Directions for this task: Check each line of the data for "property" and select those that have it.

Data extract:
****************************************

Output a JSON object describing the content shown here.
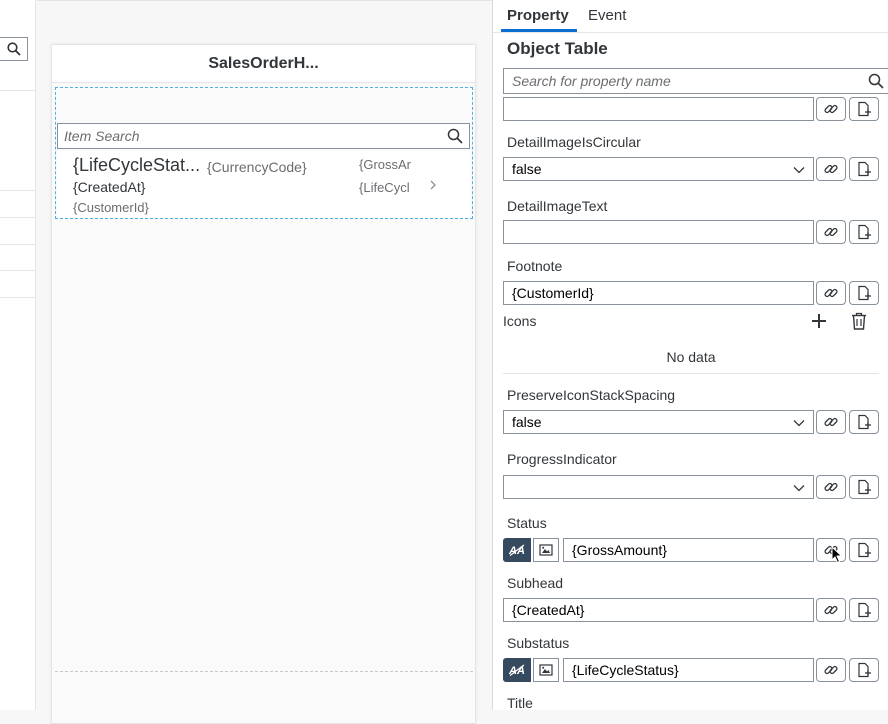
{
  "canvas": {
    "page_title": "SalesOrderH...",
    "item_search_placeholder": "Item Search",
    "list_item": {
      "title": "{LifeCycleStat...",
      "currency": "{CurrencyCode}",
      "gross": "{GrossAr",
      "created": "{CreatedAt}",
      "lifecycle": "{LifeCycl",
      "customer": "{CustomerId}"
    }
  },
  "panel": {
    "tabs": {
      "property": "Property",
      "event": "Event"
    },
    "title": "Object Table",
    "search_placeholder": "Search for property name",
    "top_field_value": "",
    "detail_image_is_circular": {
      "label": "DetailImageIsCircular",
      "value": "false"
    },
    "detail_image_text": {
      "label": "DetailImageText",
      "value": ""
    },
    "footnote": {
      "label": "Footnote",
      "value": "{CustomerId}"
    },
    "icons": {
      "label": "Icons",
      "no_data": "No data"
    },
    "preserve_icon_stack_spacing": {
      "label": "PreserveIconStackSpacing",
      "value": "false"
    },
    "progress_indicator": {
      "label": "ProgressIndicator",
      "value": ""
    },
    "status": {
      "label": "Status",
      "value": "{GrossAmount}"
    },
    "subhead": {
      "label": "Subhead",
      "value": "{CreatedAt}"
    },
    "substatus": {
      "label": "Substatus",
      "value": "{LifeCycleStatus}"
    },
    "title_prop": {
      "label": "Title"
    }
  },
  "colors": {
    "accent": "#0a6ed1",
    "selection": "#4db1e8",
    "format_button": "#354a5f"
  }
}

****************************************

Solved exercise:
      "property": "Property",
    "search_placeholder": "Search for property name",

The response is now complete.